* _DATA EXTRACTS_

>>

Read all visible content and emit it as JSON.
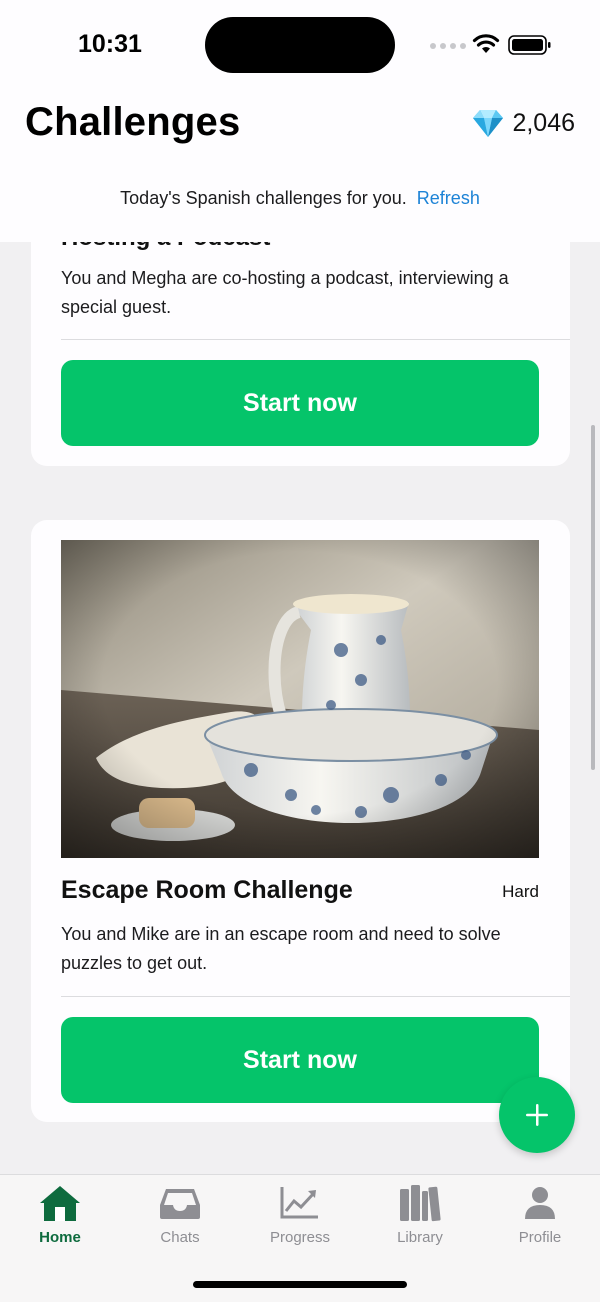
{
  "status_bar": {
    "time": "10:31"
  },
  "header": {
    "title": "Challenges",
    "gem_count": "2,046",
    "subtitle": "Today's Spanish challenges for you.",
    "refresh_label": "Refresh"
  },
  "challenges": [
    {
      "title": "Hosting a Podcast",
      "description": "You and Megha are co-hosting a podcast, interviewing a special guest.",
      "button_label": "Start now"
    },
    {
      "title": "Escape Room Challenge",
      "difficulty": "Hard",
      "description": "You and Mike are in an escape room and need to solve puzzles to get out.",
      "button_label": "Start now"
    }
  ],
  "tabs": [
    {
      "label": "Home",
      "icon": "home-icon",
      "active": true
    },
    {
      "label": "Chats",
      "icon": "inbox-icon",
      "active": false
    },
    {
      "label": "Progress",
      "icon": "chart-icon",
      "active": false
    },
    {
      "label": "Library",
      "icon": "books-icon",
      "active": false
    },
    {
      "label": "Profile",
      "icon": "person-icon",
      "active": false
    }
  ],
  "colors": {
    "accent_green": "#05c46a",
    "active_tab": "#0e6b3e",
    "link_blue": "#1d83d6"
  }
}
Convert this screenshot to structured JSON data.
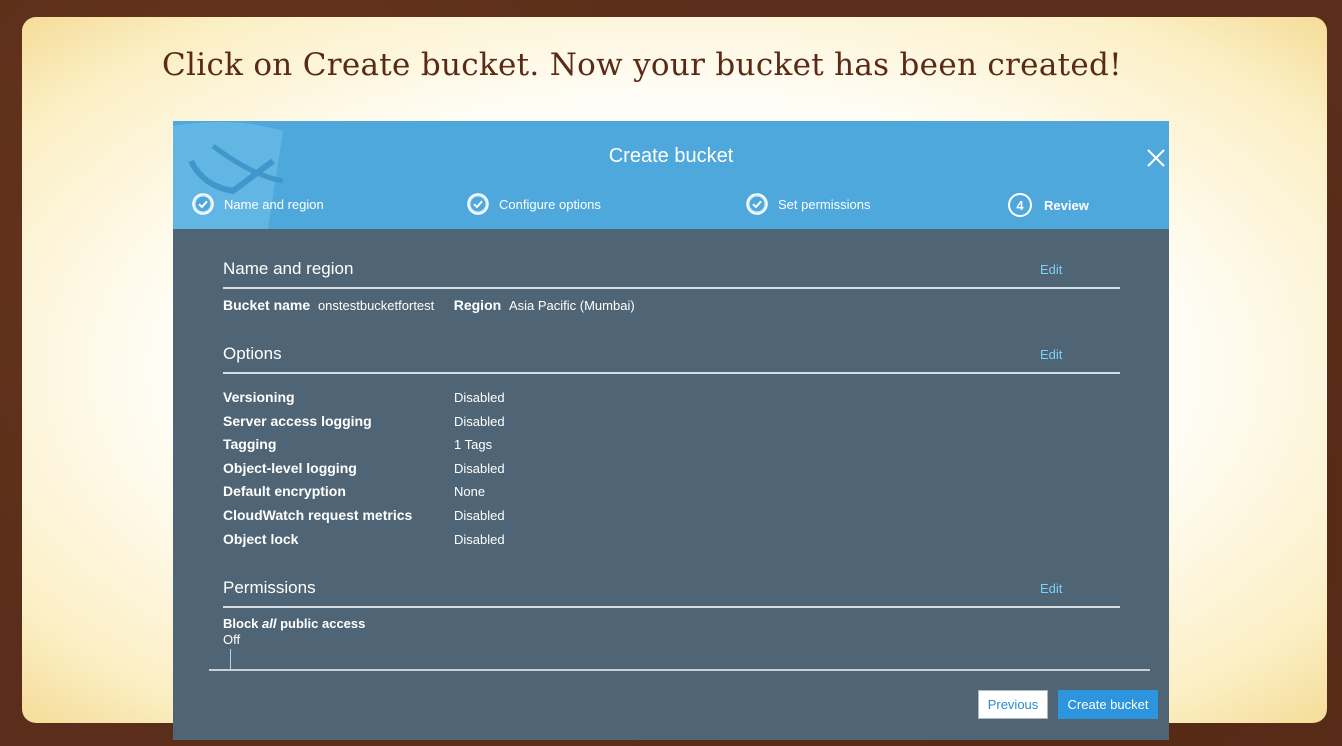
{
  "slide": {
    "title": "Click on Create bucket.  Now your bucket has been created!"
  },
  "dialog": {
    "title": "Create bucket",
    "steps": [
      {
        "label": "Name and region",
        "state": "complete"
      },
      {
        "label": "Configure options",
        "state": "complete"
      },
      {
        "label": "Set permissions",
        "state": "complete"
      },
      {
        "label": "Review",
        "number": "4",
        "state": "active"
      }
    ],
    "name_region": {
      "heading": "Name and region",
      "edit": "Edit",
      "bucket_name_label": "Bucket name",
      "bucket_name_value": "onstestbucketfortest",
      "region_label": "Region",
      "region_value": "Asia Pacific (Mumbai)"
    },
    "options": {
      "heading": "Options",
      "edit": "Edit",
      "rows": [
        {
          "label": "Versioning",
          "value": "Disabled"
        },
        {
          "label": "Server access logging",
          "value": "Disabled"
        },
        {
          "label": "Tagging",
          "value": "1 Tags"
        },
        {
          "label": "Object-level logging",
          "value": "Disabled"
        },
        {
          "label": "Default encryption",
          "value": "None"
        },
        {
          "label": "CloudWatch request metrics",
          "value": "Disabled"
        },
        {
          "label": "Object lock",
          "value": "Disabled"
        }
      ]
    },
    "permissions": {
      "heading": "Permissions",
      "edit": "Edit",
      "block_prefix": "Block ",
      "block_emph": "all",
      "block_suffix": " public access",
      "block_value": "Off"
    },
    "buttons": {
      "previous": "Previous",
      "create": "Create bucket"
    }
  },
  "colors": {
    "header_bg": "#4ea8db",
    "body_bg": "#4f6575",
    "link": "#7ed0f7",
    "primary_button": "#2d95dd",
    "title_text": "#5a2a14"
  },
  "icons": {
    "close": "close-icon",
    "step_done": "check-circle-icon"
  }
}
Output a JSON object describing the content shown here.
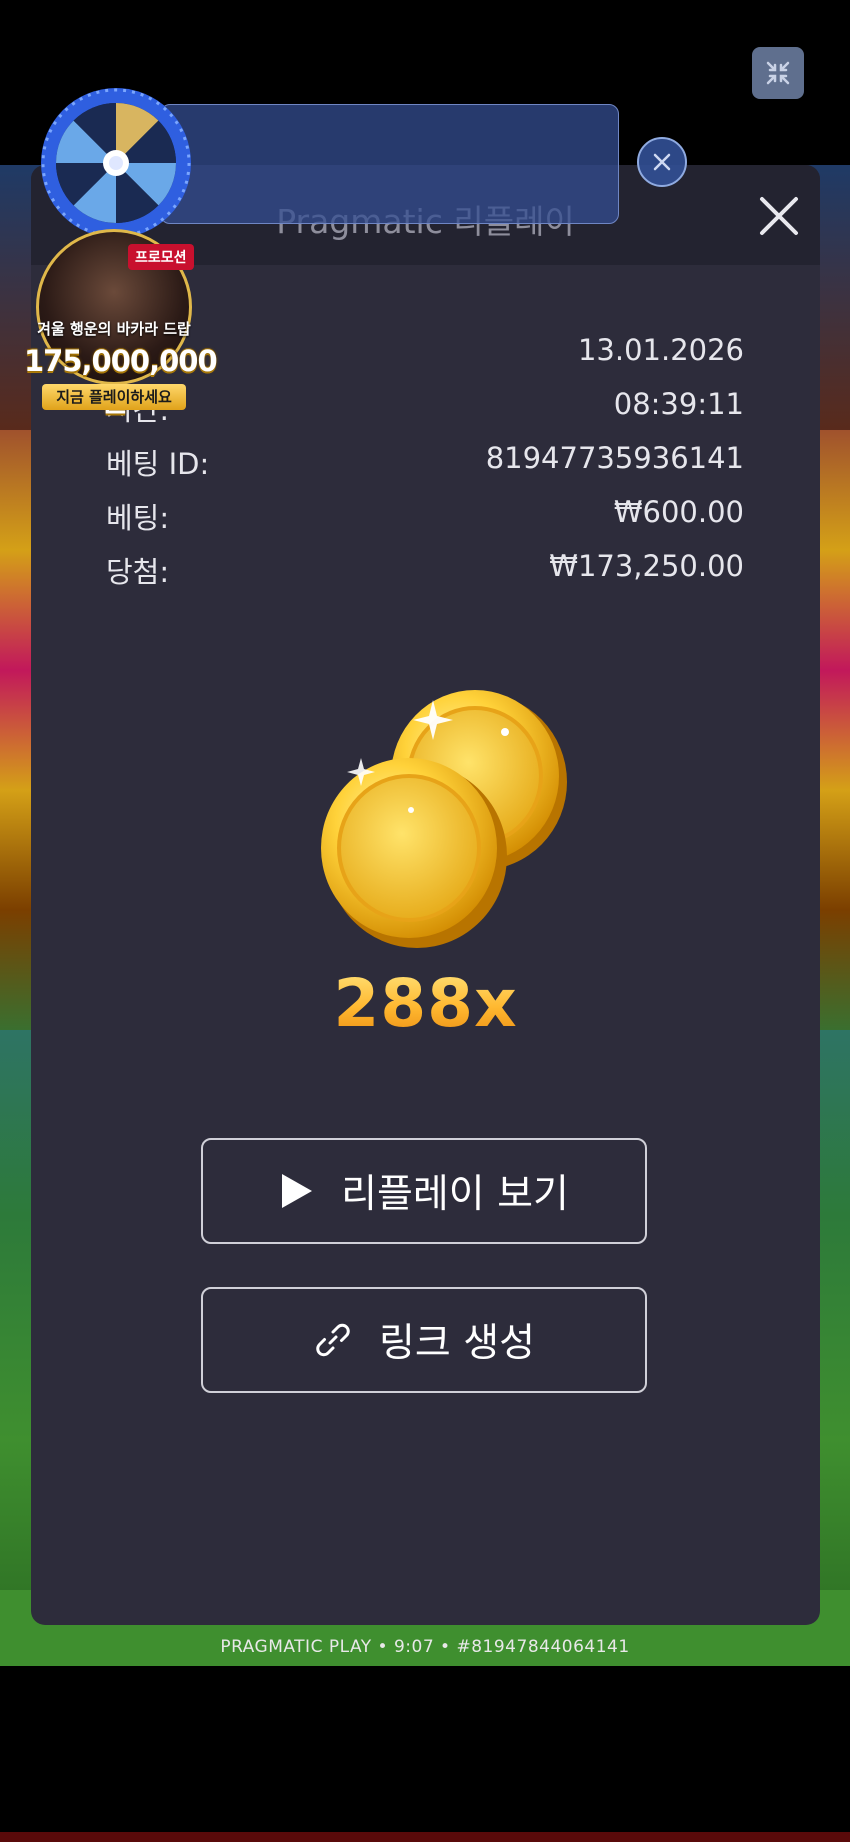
{
  "game": {
    "footer_caption": "PRAGMATIC PLAY • 9:07 • #81947844064141"
  },
  "replay_panel": {
    "title": "Pragmatic 리플레이",
    "rows": [
      {
        "label": "",
        "value": "13.01.2026"
      },
      {
        "label": "시간:",
        "value": "08:39:11"
      },
      {
        "label": "베팅 ID:",
        "value": "81947735936141"
      },
      {
        "label": "베팅:",
        "value": "₩600.00"
      },
      {
        "label": "당첨:",
        "value": "₩173,250.00"
      }
    ],
    "multiplier": "288x",
    "watch_replay_label": "리플레이 보기",
    "create_link_label": "링크 생성"
  },
  "promo": {
    "tag": "프로모션",
    "headline": "겨울 행운의 바카라 드랍",
    "amount": "175,000,000원",
    "cta": "지금 플레이하세요"
  },
  "icons": {
    "minimize": "minimize-icon",
    "close": "close-icon",
    "play": "play-icon",
    "link": "link-icon",
    "wheel": "prize-wheel-icon",
    "coins": "gold-coins-icon"
  },
  "colors": {
    "panel_bg": "#2d2c3b",
    "header_bg": "#232330",
    "multiplier_gold": "#ffb830"
  }
}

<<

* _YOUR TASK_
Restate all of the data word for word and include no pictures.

* _ANSWER SPACE_
Read all visible content and emit it as JSON.
{
  "status_bar": {
    "time": "10:31"
  },
  "header": {
    "title": "Challenges",
    "gem_count": "2,046",
    "subtitle": "Today's Spanish challenges for you.",
    "refresh_label": "Refresh"
  },
  "challenges": [
    {
      "title": "Hosting a Podcast",
      "description": "You and Megha are co-hosting a podcast, interviewing a special guest.",
      "button_label": "Start now"
    },
    {
      "title": "Escape Room Challenge",
      "difficulty": "Hard",
      "description": "You and Mike are in an escape room and need to solve puzzles to get out.",
      "button_label": "Start now"
    }
  ],
  "tabs": [
    {
      "label": "Home",
      "icon": "home-icon",
      "active": true
    },
    {
      "label": "Chats",
      "icon": "inbox-icon",
      "active": false
    },
    {
      "label": "Progress",
      "icon": "chart-icon",
      "active": false
    },
    {
      "label": "Library",
      "icon": "books-icon",
      "active": false
    },
    {
      "label": "Profile",
      "icon": "person-icon",
      "active": false
    }
  ],
  "colors": {
    "accent_green": "#05c46a",
    "active_tab": "#0e6b3e",
    "link_blue": "#1d83d6"
  }
}
Convert this screenshot to structured JSON data.
{
  "slide": {
    "title": "Click on Create bucket.  Now your bucket has been created!"
  },
  "dialog": {
    "title": "Create bucket",
    "steps": [
      {
        "label": "Name and region",
        "state": "complete"
      },
      {
        "label": "Configure options",
        "state": "complete"
      },
      {
        "label": "Set permissions",
        "state": "complete"
      },
      {
        "label": "Review",
        "number": "4",
        "state": "active"
      }
    ],
    "name_region": {
      "heading": "Name and region",
      "edit": "Edit",
      "bucket_name_label": "Bucket name",
      "bucket_name_value": "onstestbucketfortest",
      "region_label": "Region",
      "region_value": "Asia Pacific (Mumbai)"
    },
    "options": {
      "heading": "Options",
      "edit": "Edit",
      "rows": [
        {
          "label": "Versioning",
          "value": "Disabled"
        },
        {
          "label": "Server access logging",
          "value": "Disabled"
        },
        {
          "label": "Tagging",
          "value": "1 Tags"
        },
        {
          "label": "Object-level logging",
          "value": "Disabled"
        },
        {
          "label": "Default encryption",
          "value": "None"
        },
        {
          "label": "CloudWatch request metrics",
          "value": "Disabled"
        },
        {
          "label": "Object lock",
          "value": "Disabled"
        }
      ]
    },
    "permissions": {
      "heading": "Permissions",
      "edit": "Edit",
      "block_prefix": "Block ",
      "block_emph": "all",
      "block_suffix": " public access",
      "block_value": "Off"
    },
    "buttons": {
      "previous": "Previous",
      "create": "Create bucket"
    }
  },
  "colors": {
    "header_bg": "#4ea8db",
    "body_bg": "#4f6575",
    "link": "#7ed0f7",
    "primary_button": "#2d95dd",
    "title_text": "#5a2a14"
  },
  "icons": {
    "close": "close-icon",
    "step_done": "check-circle-icon"
  }
}
Output a JSON object describing the content shown here.
{
  "game": {
    "footer_caption": "PRAGMATIC PLAY • 9:07 • #81947844064141"
  },
  "replay_panel": {
    "title": "Pragmatic 리플레이",
    "rows": [
      {
        "label": "",
        "value": "13.01.2026"
      },
      {
        "label": "시간:",
        "value": "08:39:11"
      },
      {
        "label": "베팅 ID:",
        "value": "81947735936141"
      },
      {
        "label": "베팅:",
        "value": "₩600.00"
      },
      {
        "label": "당첨:",
        "value": "₩173,250.00"
      }
    ],
    "multiplier": "288x",
    "watch_replay_label": "리플레이 보기",
    "create_link_label": "링크 생성"
  },
  "promo": {
    "tag": "프로모션",
    "headline": "겨울 행운의 바카라 드랍",
    "amount": "175,000,000원",
    "cta": "지금 플레이하세요"
  },
  "icons": {
    "minimize": "minimize-icon",
    "close": "close-icon",
    "play": "play-icon",
    "link": "link-icon",
    "wheel": "prize-wheel-icon",
    "coins": "gold-coins-icon"
  },
  "colors": {
    "panel_bg": "#2d2c3b",
    "header_bg": "#232330",
    "multiplier_gold": "#ffb830"
  }
}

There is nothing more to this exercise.